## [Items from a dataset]
::::::::

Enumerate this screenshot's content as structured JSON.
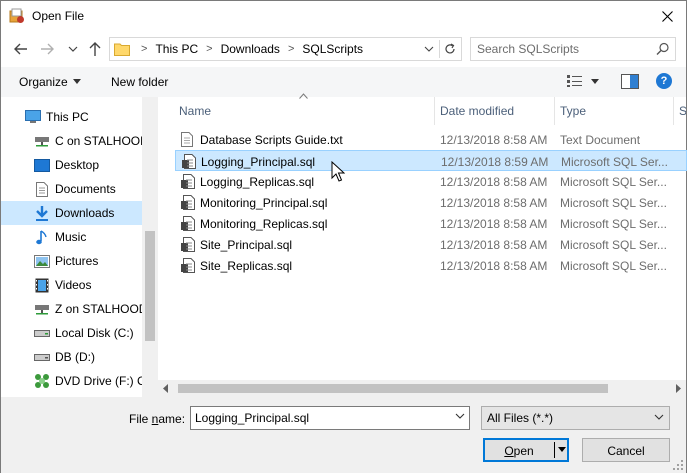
{
  "window": {
    "title": "Open File"
  },
  "address": {
    "crumbs": [
      "This PC",
      "Downloads",
      "SQLScripts"
    ],
    "search_placeholder": "Search SQLScripts"
  },
  "toolbar": {
    "organize_label": "Organize",
    "new_folder_label": "New folder",
    "help_label": "?"
  },
  "nav": {
    "items": [
      {
        "label": "This PC",
        "icon": "computer-icon"
      },
      {
        "label": "C on STALHOOD",
        "icon": "network-drive-icon"
      },
      {
        "label": "Desktop",
        "icon": "desktop-icon"
      },
      {
        "label": "Documents",
        "icon": "documents-icon"
      },
      {
        "label": "Downloads",
        "icon": "downloads-icon",
        "selected": true
      },
      {
        "label": "Music",
        "icon": "music-icon"
      },
      {
        "label": "Pictures",
        "icon": "pictures-icon"
      },
      {
        "label": "Videos",
        "icon": "videos-icon"
      },
      {
        "label": "Z on STALHOOD",
        "icon": "network-drive-icon"
      },
      {
        "label": "Local Disk (C:)",
        "icon": "disk-icon"
      },
      {
        "label": "DB (D:)",
        "icon": "disk-icon"
      },
      {
        "label": "DVD Drive (F:) CV",
        "icon": "dvd-icon"
      }
    ]
  },
  "columns": {
    "name": "Name",
    "date": "Date modified",
    "type": "Type",
    "size": "S"
  },
  "files": [
    {
      "name": "Database Scripts Guide.txt",
      "date": "12/13/2018 8:58 AM",
      "type": "Text Document",
      "icon": "text-file-icon"
    },
    {
      "name": "Logging_Principal.sql",
      "date": "12/13/2018 8:59 AM",
      "type": "Microsoft SQL Ser...",
      "icon": "sql-file-icon",
      "selected": true
    },
    {
      "name": "Logging_Replicas.sql",
      "date": "12/13/2018 8:58 AM",
      "type": "Microsoft SQL Ser...",
      "icon": "sql-file-icon"
    },
    {
      "name": "Monitoring_Principal.sql",
      "date": "12/13/2018 8:58 AM",
      "type": "Microsoft SQL Ser...",
      "icon": "sql-file-icon"
    },
    {
      "name": "Monitoring_Replicas.sql",
      "date": "12/13/2018 8:58 AM",
      "type": "Microsoft SQL Ser...",
      "icon": "sql-file-icon"
    },
    {
      "name": "Site_Principal.sql",
      "date": "12/13/2018 8:58 AM",
      "type": "Microsoft SQL Ser...",
      "icon": "sql-file-icon"
    },
    {
      "name": "Site_Replicas.sql",
      "date": "12/13/2018 8:58 AM",
      "type": "Microsoft SQL Ser...",
      "icon": "sql-file-icon"
    }
  ],
  "bottom": {
    "file_name_label_pre": "File ",
    "file_name_label_accel": "n",
    "file_name_label_post": "ame:",
    "file_name_value": "Logging_Principal.sql",
    "file_type_value": "All Files (*.*)",
    "open_accel": "O",
    "open_rest": "pen",
    "cancel_label": "Cancel"
  },
  "colors": {
    "selection_bg": "#cce8ff",
    "selection_border": "#99d1ff",
    "accent": "#0078d7"
  }
}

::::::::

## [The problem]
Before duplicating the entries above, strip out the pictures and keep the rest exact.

## [Solution to the exercise]
Enumerate this screenshot's content as structured JSON.
{
  "window": {
    "title": "Open File"
  },
  "address": {
    "crumbs": [
      "This PC",
      "Downloads",
      "SQLScripts"
    ],
    "search_placeholder": "Search SQLScripts"
  },
  "toolbar": {
    "organize_label": "Organize",
    "new_folder_label": "New folder",
    "help_label": "?"
  },
  "nav": {
    "items": [
      {
        "label": "This PC",
        "icon": "computer-icon"
      },
      {
        "label": "C on STALHOOD",
        "icon": "network-drive-icon"
      },
      {
        "label": "Desktop",
        "icon": "desktop-icon"
      },
      {
        "label": "Documents",
        "icon": "documents-icon"
      },
      {
        "label": "Downloads",
        "icon": "downloads-icon",
        "selected": true
      },
      {
        "label": "Music",
        "icon": "music-icon"
      },
      {
        "label": "Pictures",
        "icon": "pictures-icon"
      },
      {
        "label": "Videos",
        "icon": "videos-icon"
      },
      {
        "label": "Z on STALHOOD",
        "icon": "network-drive-icon"
      },
      {
        "label": "Local Disk (C:)",
        "icon": "disk-icon"
      },
      {
        "label": "DB (D:)",
        "icon": "disk-icon"
      },
      {
        "label": "DVD Drive (F:) CV",
        "icon": "dvd-icon"
      }
    ]
  },
  "columns": {
    "name": "Name",
    "date": "Date modified",
    "type": "Type",
    "size": "S"
  },
  "files": [
    {
      "name": "Database Scripts Guide.txt",
      "date": "12/13/2018 8:58 AM",
      "type": "Text Document",
      "icon": "text-file-icon"
    },
    {
      "name": "Logging_Principal.sql",
      "date": "12/13/2018 8:59 AM",
      "type": "Microsoft SQL Ser...",
      "icon": "sql-file-icon",
      "selected": true
    },
    {
      "name": "Logging_Replicas.sql",
      "date": "12/13/2018 8:58 AM",
      "type": "Microsoft SQL Ser...",
      "icon": "sql-file-icon"
    },
    {
      "name": "Monitoring_Principal.sql",
      "date": "12/13/2018 8:58 AM",
      "type": "Microsoft SQL Ser...",
      "icon": "sql-file-icon"
    },
    {
      "name": "Monitoring_Replicas.sql",
      "date": "12/13/2018 8:58 AM",
      "type": "Microsoft SQL Ser...",
      "icon": "sql-file-icon"
    },
    {
      "name": "Site_Principal.sql",
      "date": "12/13/2018 8:58 AM",
      "type": "Microsoft SQL Ser...",
      "icon": "sql-file-icon"
    },
    {
      "name": "Site_Replicas.sql",
      "date": "12/13/2018 8:58 AM",
      "type": "Microsoft SQL Ser...",
      "icon": "sql-file-icon"
    }
  ],
  "bottom": {
    "file_name_label_pre": "File ",
    "file_name_label_accel": "n",
    "file_name_label_post": "ame:",
    "file_name_value": "Logging_Principal.sql",
    "file_type_value": "All Files (*.*)",
    "open_accel": "O",
    "open_rest": "pen",
    "cancel_label": "Cancel"
  },
  "colors": {
    "selection_bg": "#cce8ff",
    "selection_border": "#99d1ff",
    "accent": "#0078d7"
  }
}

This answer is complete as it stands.